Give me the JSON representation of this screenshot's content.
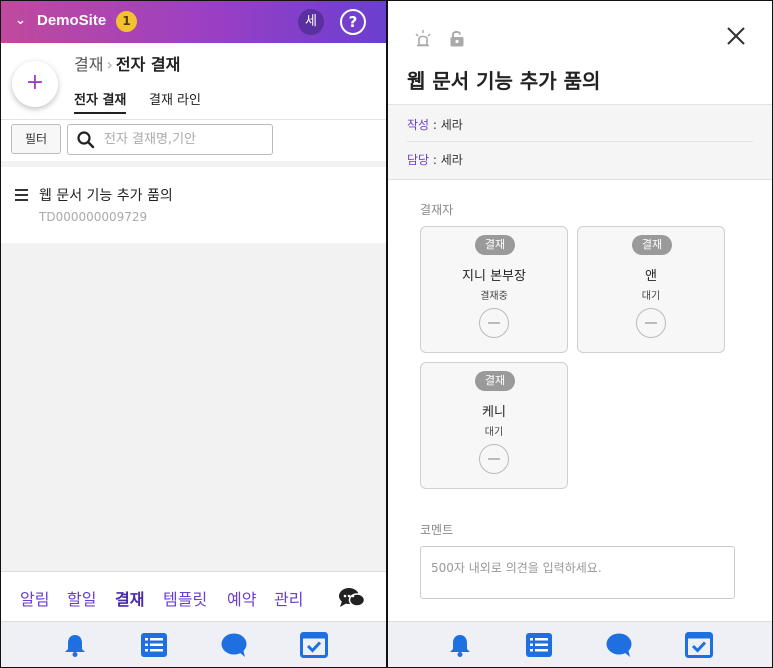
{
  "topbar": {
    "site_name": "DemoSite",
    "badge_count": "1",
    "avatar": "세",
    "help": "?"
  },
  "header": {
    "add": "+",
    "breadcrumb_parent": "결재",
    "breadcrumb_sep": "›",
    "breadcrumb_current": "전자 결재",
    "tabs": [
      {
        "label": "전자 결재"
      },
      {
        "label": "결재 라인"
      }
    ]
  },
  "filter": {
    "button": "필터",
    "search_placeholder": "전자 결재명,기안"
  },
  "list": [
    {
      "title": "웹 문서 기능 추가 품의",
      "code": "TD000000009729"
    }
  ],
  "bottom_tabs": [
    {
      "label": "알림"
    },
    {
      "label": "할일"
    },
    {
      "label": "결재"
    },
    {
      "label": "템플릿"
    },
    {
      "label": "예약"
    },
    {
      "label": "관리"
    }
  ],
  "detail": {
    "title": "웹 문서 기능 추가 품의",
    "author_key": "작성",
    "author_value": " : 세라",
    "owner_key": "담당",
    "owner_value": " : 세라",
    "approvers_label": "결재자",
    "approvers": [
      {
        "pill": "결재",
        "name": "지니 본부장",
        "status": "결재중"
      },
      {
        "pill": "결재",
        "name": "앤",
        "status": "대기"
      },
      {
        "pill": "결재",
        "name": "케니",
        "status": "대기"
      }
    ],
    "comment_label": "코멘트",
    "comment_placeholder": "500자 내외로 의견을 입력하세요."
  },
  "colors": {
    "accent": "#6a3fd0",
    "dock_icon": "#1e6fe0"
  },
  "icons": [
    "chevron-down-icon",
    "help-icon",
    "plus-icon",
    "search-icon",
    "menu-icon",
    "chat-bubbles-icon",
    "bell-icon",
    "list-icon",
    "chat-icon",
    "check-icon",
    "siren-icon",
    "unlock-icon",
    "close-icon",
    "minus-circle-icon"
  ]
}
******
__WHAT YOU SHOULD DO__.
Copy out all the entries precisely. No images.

__REPLY TO THE TASK__.
Give me the JSON representation of this screenshot's content.
{
  "topbar": {
    "site_name": "DemoSite",
    "badge_count": "1",
    "avatar": "세",
    "help": "?"
  },
  "header": {
    "add": "+",
    "breadcrumb_parent": "결재",
    "breadcrumb_sep": "›",
    "breadcrumb_current": "전자 결재",
    "tabs": [
      {
        "label": "전자 결재"
      },
      {
        "label": "결재 라인"
      }
    ]
  },
  "filter": {
    "button": "필터",
    "search_placeholder": "전자 결재명,기안"
  },
  "list": [
    {
      "title": "웹 문서 기능 추가 품의",
      "code": "TD000000009729"
    }
  ],
  "bottom_tabs": [
    {
      "label": "알림"
    },
    {
      "label": "할일"
    },
    {
      "label": "결재"
    },
    {
      "label": "템플릿"
    },
    {
      "label": "예약"
    },
    {
      "label": "관리"
    }
  ],
  "detail": {
    "title": "웹 문서 기능 추가 품의",
    "author_key": "작성",
    "author_value": " : 세라",
    "owner_key": "담당",
    "owner_value": " : 세라",
    "approvers_label": "결재자",
    "approvers": [
      {
        "pill": "결재",
        "name": "지니 본부장",
        "status": "결재중"
      },
      {
        "pill": "결재",
        "name": "앤",
        "status": "대기"
      },
      {
        "pill": "결재",
        "name": "케니",
        "status": "대기"
      }
    ],
    "comment_label": "코멘트",
    "comment_placeholder": "500자 내외로 의견을 입력하세요."
  },
  "colors": {
    "accent": "#6a3fd0",
    "dock_icon": "#1e6fe0"
  },
  "icons": [
    "chevron-down-icon",
    "help-icon",
    "plus-icon",
    "search-icon",
    "menu-icon",
    "chat-bubbles-icon",
    "bell-icon",
    "list-icon",
    "chat-icon",
    "check-icon",
    "siren-icon",
    "unlock-icon",
    "close-icon",
    "minus-circle-icon"
  ]
}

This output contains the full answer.